Additionally, our Get Growing Houston program is an interdisciplinary food literacy program that is rooted in agriculture and nutrition education, and we add culinary education to make it fun (who wants to learn about food without eating it?!). Get Growing Houston has grown over the past four years from a blank 6.5-acre plot and a program at an elementary, middle and high school, to where we currently serve 110 out of the 274 schools in our district. This program provides professional development and resources such as seeds, soil, beds, and curriculum for teachers. We also host field trips to our Food and Agriculture Literacy Center at Mykawa Farm, where last year we engaged 1,572 students in farm to school education and harvested 1,500 pounds of produce.   

While we have had some great growth in the past two years, I am excited about the next few years to incorporate lessons learned from running the program and collaborating with our partners to make us better. I know that without our federal, state, and private philanthropic partners, we would not be where we are today. Aside from USDA-Food and Nutrition Service and Texas Department of Agriculture as our regulating partners, some of our other partners are USDA-Texas Natural Resource Conservation Service (NRCS), the Whole Kids Foundation, the Mission Continues and the Junior Master Gardener Program from Texas A&M AgriLife Extension Service, and Texas Farm Bureau. 

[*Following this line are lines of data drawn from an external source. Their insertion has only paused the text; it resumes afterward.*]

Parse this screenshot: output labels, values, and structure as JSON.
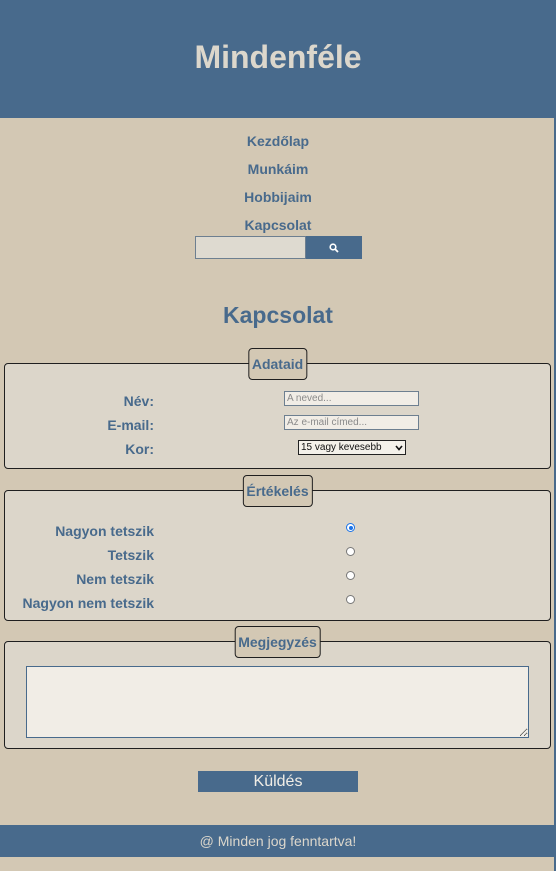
{
  "header": {
    "title": "Mindenféle"
  },
  "nav": {
    "items": [
      "Kezdőlap",
      "Munkáim",
      "Hobbijaim",
      "Kapcsolat"
    ]
  },
  "search": {
    "placeholder": "",
    "button_icon": "search-icon"
  },
  "page_title": "Kapcsolat",
  "adataid": {
    "legend": "Adataid",
    "name_label": "Név:",
    "name_placeholder": "A neved...",
    "email_label": "E-mail:",
    "email_placeholder": "Az e-mail címed...",
    "age_label": "Kor:",
    "age_selected": "15 vagy kevesebb"
  },
  "ertekeles": {
    "legend": "Értékelés",
    "options": [
      {
        "label": "Nagyon tetszik",
        "checked": true
      },
      {
        "label": "Tetszik",
        "checked": false
      },
      {
        "label": "Nem tetszik",
        "checked": false
      },
      {
        "label": "Nagyon nem tetszik",
        "checked": false
      }
    ]
  },
  "megjegyzes": {
    "legend": "Megjegyzés",
    "value": ""
  },
  "submit_label": "Küldés",
  "footer": {
    "text": "@ Minden jog fenntartva!"
  },
  "colors": {
    "primary": "#486a8c",
    "background": "#d3c8b4",
    "fieldset_bg": "#dcd6ca",
    "radio_accent": "#1a73e8"
  }
}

These five entities have seen the value of the work we do and have supported us tremendously. For example, the Whole Kids Foundation provided us with private philanthropic dollars to lay the foundation of our farm—without their initial investment, we would not be where we currently are. We have also had the opportunity to develop a long-term conservation plan for the farm with support from Texas-NRCS and to serve as a training location for Urban Conservationists, who also awarded a Conservation Innovation Grant to allow us to install an ADA pathway at our farm to make it more accessible for students and community members with disabilities. 

For several years, The Mission Continues has provided funding and volunteers for different projects that we needed at the farm: covered teaching pavilion, shade sails, raised beds, benches, shed, and compost bays. We also had the honor of serving as a national training site for graduates of one of their community service leadership programs. 

Another way we have improved our farm to school programming was by identifying a need for and developing a gardening curriculum. In a district survey about garden programs, over 100 schools responded saying they were interested in gardening but needed help with identifying curriculum and other resources to help them have a robust garden education program. With this data, we went to our friends at Junior Master Gardener and we worked to standardize the program across the district for early childhood and elementary schools. Currently, we are working with Texas A&M’s Department of Agriculture, Leadership, Education and Communications to enhance middle school focused garden-based education. 

Lastly, we have been able to develop a wonderful relationship with the Texas Farm Bureau and utilize the “Food Dollar” to show students where in the food chain their money goes. This partnership has also allowed us to provide teachers with more access to resources and opportunities to enhance the work they are doing to educate students about food, agriculture, and natural resource careers. 

This has been an overview of the efforts of Houston ISD’s Nutrition Services to go beyond the plate and ensure that students and families develop more than a consumer relationship with their food. The key takeaway is that our program is gaining traction not only because of what we as a department have done on our own, but because of the partnerships and relationships we have cultivated to help our kids eat better food, connect to the food they eat, and understand how it got to them. To those currently involved in farm to school, I encourage all of us to push ourselves to go beyond the status quo to continue growing and advancing the movement.